Then it’s all about the issues integrating with Meteor.
Meteor is great in that Blaze messes with DOM so you don’t have to. But that also means you won’t be able to catch when elements are added and removed. This is a BIG trouble for MDL users.
At first, I thought I could use
template.onRendered to batch upgrade elements, but that only solves half (really is a tiny half) of the problem; if you have a portion of a template that changes based on some value, say something like this:
When this portion gets re-rendered by Blaze, there is no event provided by Meteor to catch.

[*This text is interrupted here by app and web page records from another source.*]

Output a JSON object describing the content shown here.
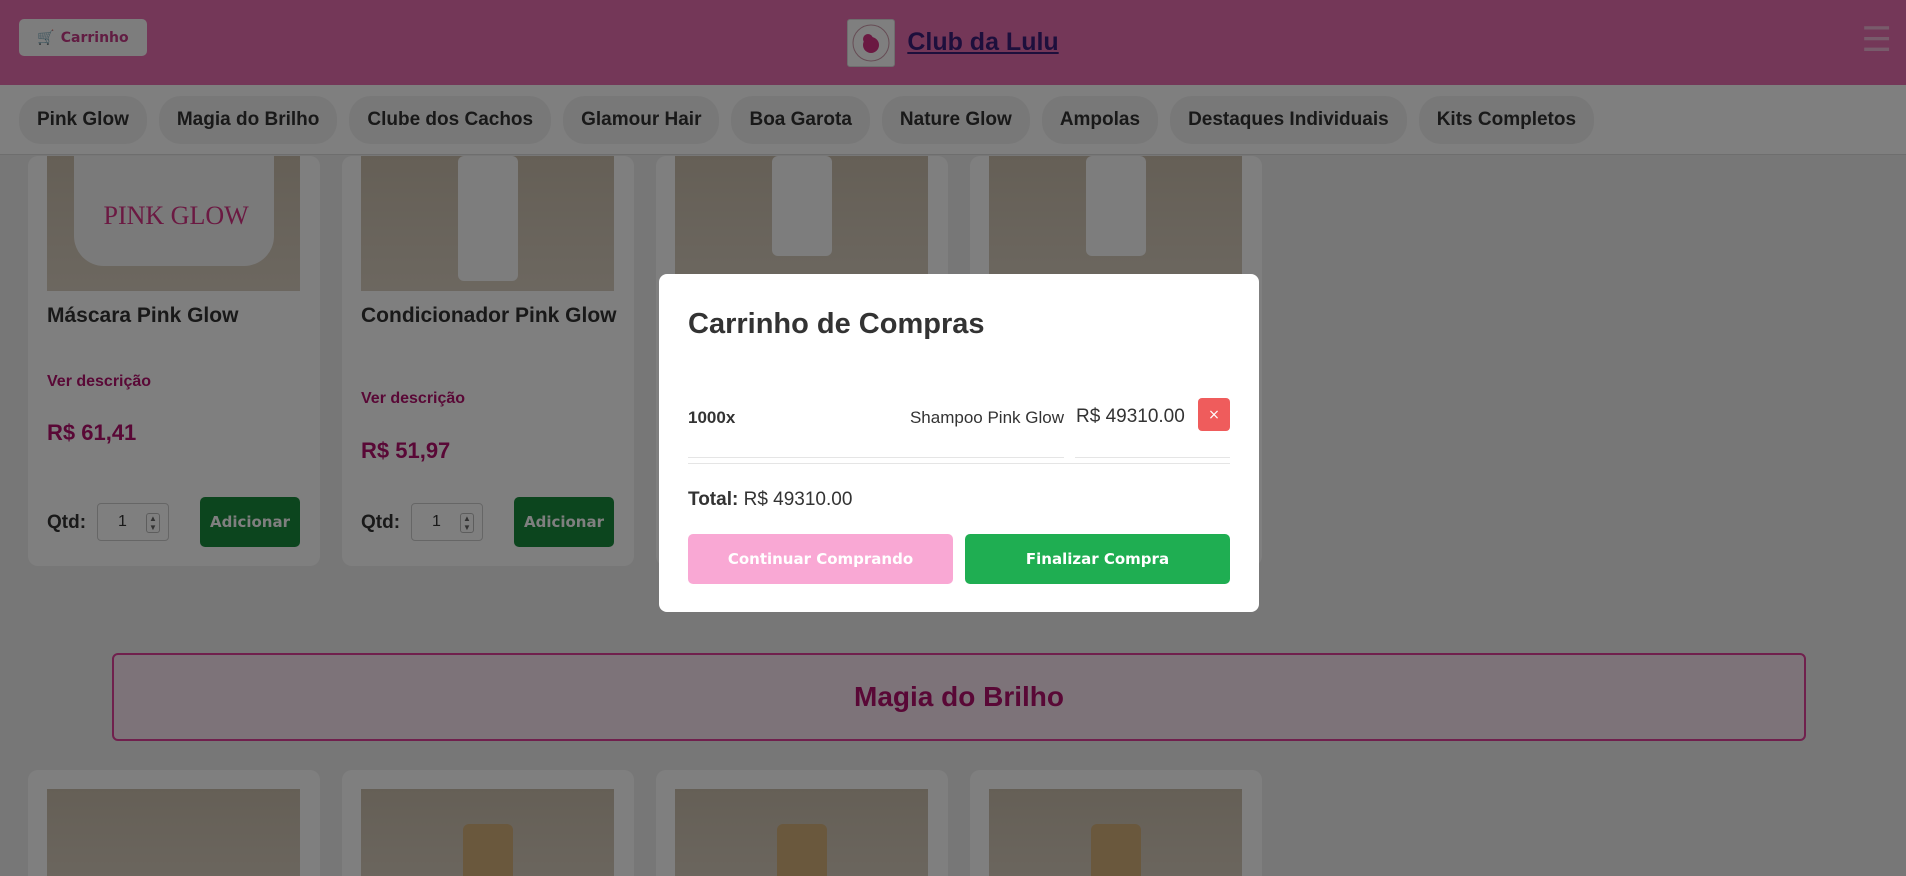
{
  "header": {
    "cart_button": "Carrinho",
    "brand_title": "Club da Lulu",
    "menu_icon": "hamburger-icon"
  },
  "nav": {
    "items": [
      {
        "label": "Pink Glow"
      },
      {
        "label": "Magia do Brilho"
      },
      {
        "label": "Clube dos Cachos"
      },
      {
        "label": "Glamour Hair"
      },
      {
        "label": "Boa Garota"
      },
      {
        "label": "Nature Glow"
      },
      {
        "label": "Ampolas"
      },
      {
        "label": "Destaques Individuais"
      },
      {
        "label": "Kits Completos"
      }
    ]
  },
  "products": [
    {
      "name": "Máscara Pink Glow",
      "desc_link": "Ver descrição",
      "price": "R$ 61,41",
      "qty_label": "Qtd:",
      "qty": "1",
      "add_label": "Adicionar"
    },
    {
      "name": "Condicionador Pink Glow",
      "desc_link": "Ver descrição",
      "price": "R$ 51,97",
      "qty_label": "Qtd:",
      "qty": "1",
      "add_label": "Adicionar"
    }
  ],
  "section_banner": "Magia do Brilho",
  "modal": {
    "title": "Carrinho de Compras",
    "items": [
      {
        "qty": "1000x",
        "name": "Shampoo Pink Glow",
        "price": "R$ 49310.00",
        "remove_label": "×"
      }
    ],
    "total_label": "Total:",
    "total_value": "R$ 49310.00",
    "continue_label": "Continuar Comprando",
    "finish_label": "Finalizar Compra"
  },
  "colors": {
    "header_bg": "#e86fb0",
    "accent": "#b3106c",
    "add_button": "#198a3c",
    "finish_button": "#1fae52",
    "continue_button": "#f9a8d4",
    "remove_button": "#ef5c5c"
  }
}
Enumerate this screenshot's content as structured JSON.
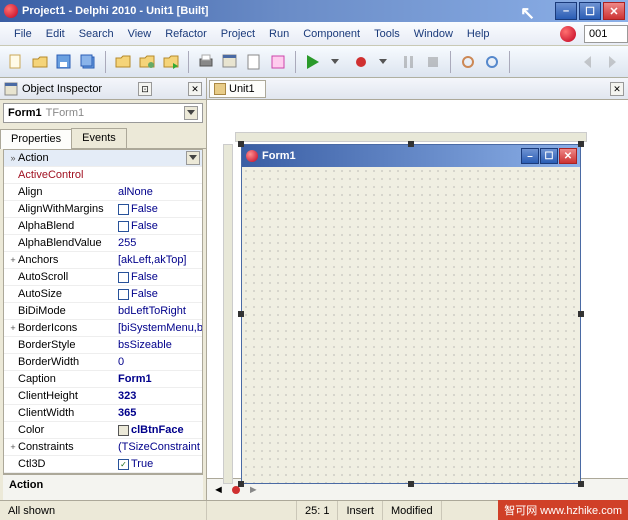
{
  "window": {
    "title": "Project1 - Delphi 2010 - Unit1 [Built]"
  },
  "menu": [
    "File",
    "Edit",
    "Search",
    "View",
    "Refactor",
    "Project",
    "Run",
    "Component",
    "Tools",
    "Window",
    "Help"
  ],
  "menu_input": "001",
  "inspector": {
    "title": "Object Inspector",
    "selected": "Form1",
    "selected_class": "TForm1",
    "tabs": [
      "Properties",
      "Events"
    ],
    "footer": "Action"
  },
  "props": [
    {
      "exp": "»",
      "name": "Action",
      "value": "",
      "sel": true,
      "dd": true
    },
    {
      "name": "ActiveControl",
      "value": "",
      "red": true
    },
    {
      "name": "Align",
      "value": "alNone"
    },
    {
      "name": "AlignWithMargins",
      "chk": true,
      "chkv": false,
      "value": "False"
    },
    {
      "name": "AlphaBlend",
      "chk": true,
      "chkv": false,
      "value": "False"
    },
    {
      "name": "AlphaBlendValue",
      "value": "255"
    },
    {
      "exp": "+",
      "name": "Anchors",
      "value": "[akLeft,akTop]"
    },
    {
      "name": "AutoScroll",
      "chk": true,
      "chkv": false,
      "value": "False"
    },
    {
      "name": "AutoSize",
      "chk": true,
      "chkv": false,
      "value": "False"
    },
    {
      "name": "BiDiMode",
      "value": "bdLeftToRight"
    },
    {
      "exp": "+",
      "name": "BorderIcons",
      "value": "[biSystemMenu,b"
    },
    {
      "name": "BorderStyle",
      "value": "bsSizeable"
    },
    {
      "name": "BorderWidth",
      "value": "0"
    },
    {
      "name": "Caption",
      "value": "Form1",
      "bold": true
    },
    {
      "name": "ClientHeight",
      "value": "323",
      "bold": true
    },
    {
      "name": "ClientWidth",
      "value": "365",
      "bold": true
    },
    {
      "name": "Color",
      "swatch": "#ece9d8",
      "value": "clBtnFace",
      "bold": true
    },
    {
      "exp": "+",
      "name": "Constraints",
      "value": "(TSizeConstraint"
    },
    {
      "name": "Ctl3D",
      "chk": true,
      "chkv": true,
      "value": "True"
    }
  ],
  "designer": {
    "tab": "Unit1",
    "form_title": "Form1"
  },
  "status": {
    "left": "All shown",
    "pos": "25: 1",
    "ins": "Insert",
    "mod": "Modified"
  },
  "watermark": {
    "a": "智可网",
    "b": "www.hzhike.com"
  }
}
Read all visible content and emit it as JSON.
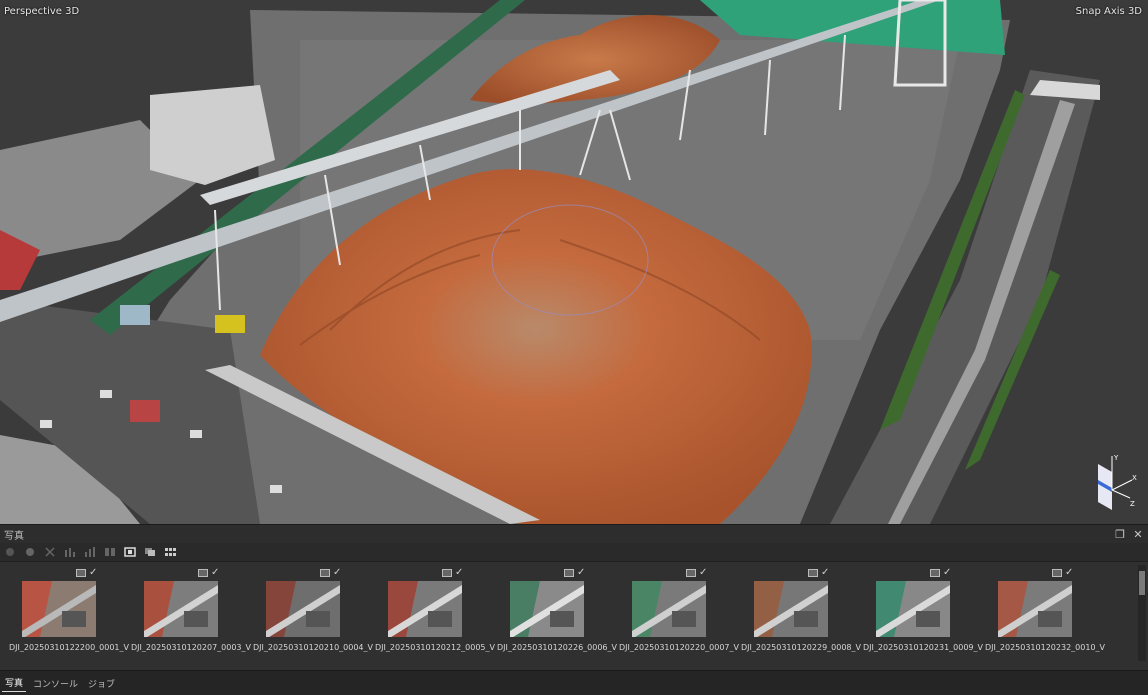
{
  "viewport": {
    "view_mode": "Perspective 3D",
    "snap_axis": "Snap Axis 3D",
    "axis_labels": {
      "x": "X",
      "y": "Y",
      "z": "Z"
    }
  },
  "photo_panel": {
    "title": "写真",
    "toolbar_icons": [
      "circle-filled-icon",
      "circle-icon",
      "close-x-icon",
      "chart-icon",
      "chart-icon-2",
      "split-icon",
      "frame-icon",
      "overlay-icon",
      "grid-dropdown-icon"
    ],
    "photos": [
      {
        "name": "DJI_20250310122200_0001_V"
      },
      {
        "name": "DJI_20250310120207_0003_V"
      },
      {
        "name": "DJI_20250310120210_0004_V"
      },
      {
        "name": "DJI_20250310120212_0005_V"
      },
      {
        "name": "DJI_20250310120226_0006_V"
      },
      {
        "name": "DJI_20250310120220_0007_V"
      },
      {
        "name": "DJI_20250310120229_0008_V"
      },
      {
        "name": "DJI_20250310120231_0009_V"
      },
      {
        "name": "DJI_20250310120232_0010_V"
      }
    ]
  },
  "bottom_tabs": [
    "写真",
    "コンソール",
    "ジョブ"
  ],
  "colors": {
    "accent_pile": "#c2653b",
    "panel_bg": "#303030"
  }
}
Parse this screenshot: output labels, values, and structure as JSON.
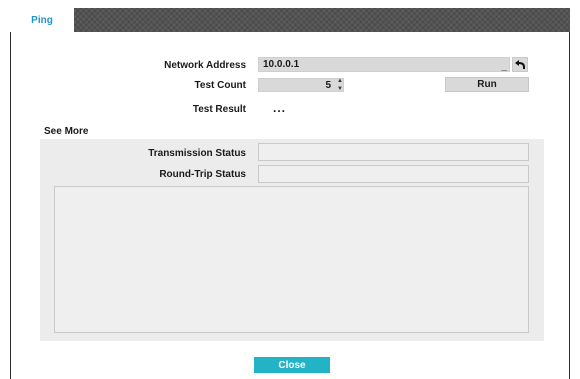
{
  "tabs": [
    {
      "label": "Ping"
    }
  ],
  "form": {
    "network_address_label": "Network Address",
    "network_address_value": "10.0.0.1",
    "test_count_label": "Test Count",
    "test_count_value": "5",
    "run_label": "Run",
    "test_result_label": "Test Result",
    "test_result_value": "..."
  },
  "see_more": {
    "label": "See More",
    "transmission_status_label": "Transmission Status",
    "transmission_status_value": "",
    "round_trip_status_label": "Round-Trip Status",
    "round_trip_status_value": "",
    "log_output": ""
  },
  "footer": {
    "close_label": "Close"
  },
  "icons": {
    "undo": "undo-arrow-icon",
    "spin_up": "spin-up-icon",
    "spin_down": "spin-down-icon"
  },
  "colors": {
    "accent": "#1f95c8",
    "close_button": "#23b3c6",
    "tab_bar": "#4a4a4a"
  }
}
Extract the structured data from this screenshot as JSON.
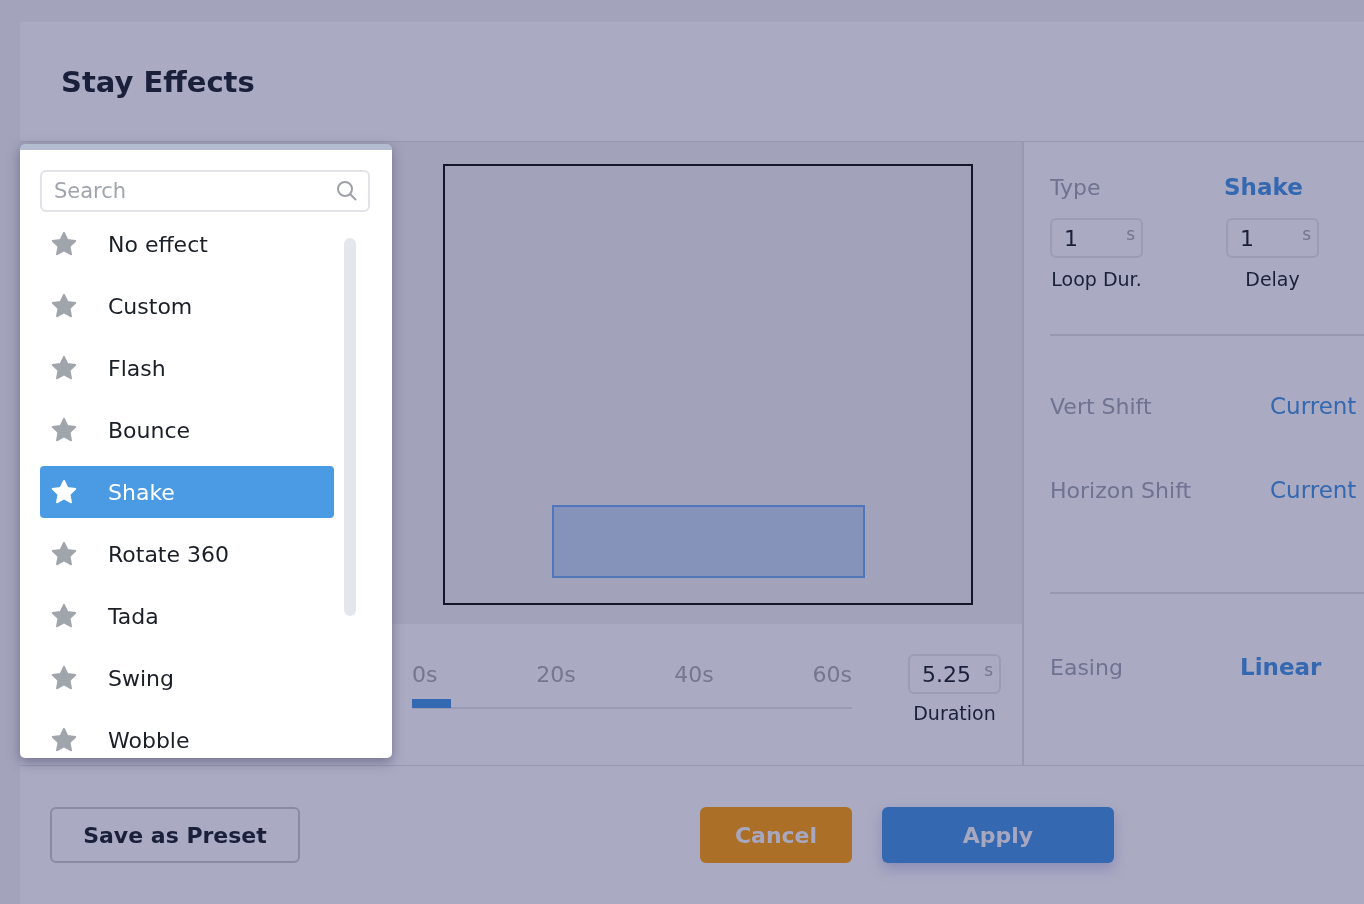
{
  "dialog": {
    "title": "Stay Effects"
  },
  "effect_list": {
    "search": {
      "placeholder": "Search"
    },
    "items": [
      {
        "label": "No effect",
        "selected": false
      },
      {
        "label": "Custom",
        "selected": false
      },
      {
        "label": "Flash",
        "selected": false
      },
      {
        "label": "Bounce",
        "selected": false
      },
      {
        "label": "Shake",
        "selected": true
      },
      {
        "label": "Rotate 360",
        "selected": false
      },
      {
        "label": "Tada",
        "selected": false
      },
      {
        "label": "Swing",
        "selected": false
      },
      {
        "label": "Wobble",
        "selected": false
      }
    ]
  },
  "timeline": {
    "ticks": [
      "0s",
      "20s",
      "40s",
      "60s"
    ],
    "level": 0.0875,
    "duration": {
      "value": "5.25",
      "unit": "s",
      "label": "Duration"
    }
  },
  "settings": {
    "type": {
      "label": "Type",
      "value": "Shake"
    },
    "fields": [
      {
        "value": "1",
        "unit": "s",
        "label": "Loop Dur."
      },
      {
        "value": "1",
        "unit": "s",
        "label": "Delay"
      }
    ],
    "shifts": [
      {
        "label": "Vert Shift",
        "value": "Current"
      },
      {
        "label": "Horizon Shift",
        "value": "Current"
      }
    ],
    "easing": {
      "label": "Easing",
      "value": "Linear"
    }
  },
  "footer": {
    "save": "Save as Preset",
    "cancel": "Cancel",
    "apply": "Apply"
  }
}
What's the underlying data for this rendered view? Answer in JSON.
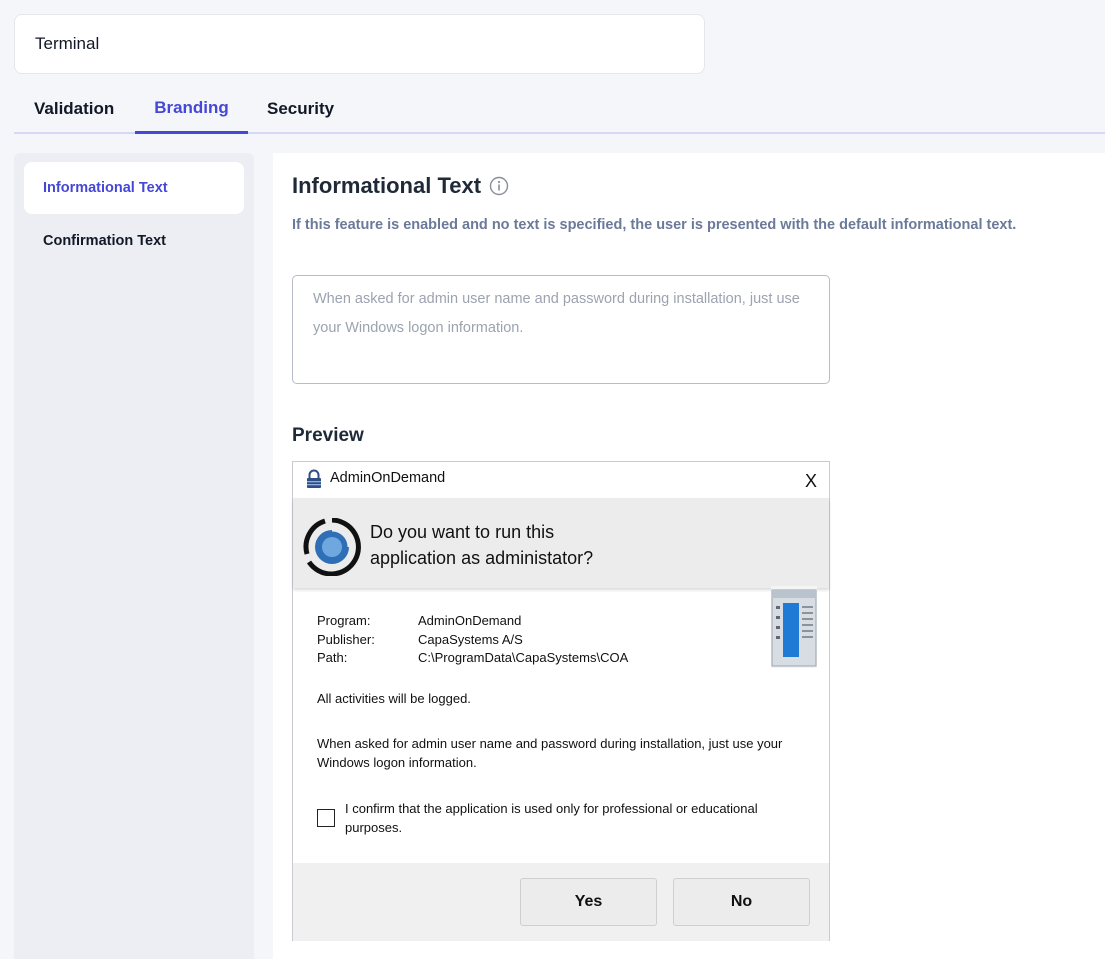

So I had to go with the final solution of using “MutationObserver”, basically a function gets executed whenever ANYTHING of the DOM is changed, which solved the problem nicely but it’s not compatible with old browsers. Also there could be a performance issue when there are tons of changes happening and few of them are related to MDL. And I’m working to find ways to improve this.
I think I have finished explaining the issues.
zodiase:mdl, simply adding the package and you can start adding MDL components to your app. My package by default auto-detects changes and does upgrades for you. If you find there is a performance issue, it is possible to disable auto-upgrading by calling
MDl.envConfig.patchers.blaze.setUpgradeStyle('none'). The details of
MDl.envConfig.patchers.blaze.setUpgradeStyle is explained in Readme.
Also it’s noted in Readme that no MDL components should be used as a root element of any templates or there could be unexpected side-effects. The reason is that Blaze wants to know what is the root of a template so that it could manage things nicely. However some MDL components add parents to elements, which basically confuses Blaze about what should be removed when a template is no longer visible. Also some MDL components would move elements around which breaks the event listeners attached to them and therefore breaking Blaze’s template event maps.
I would suggest checking out the closed issues in my repo to see what issues other users have encountered and have been fixed.
I hope what I wrote here makes sense to you and thanks for being interested in my package.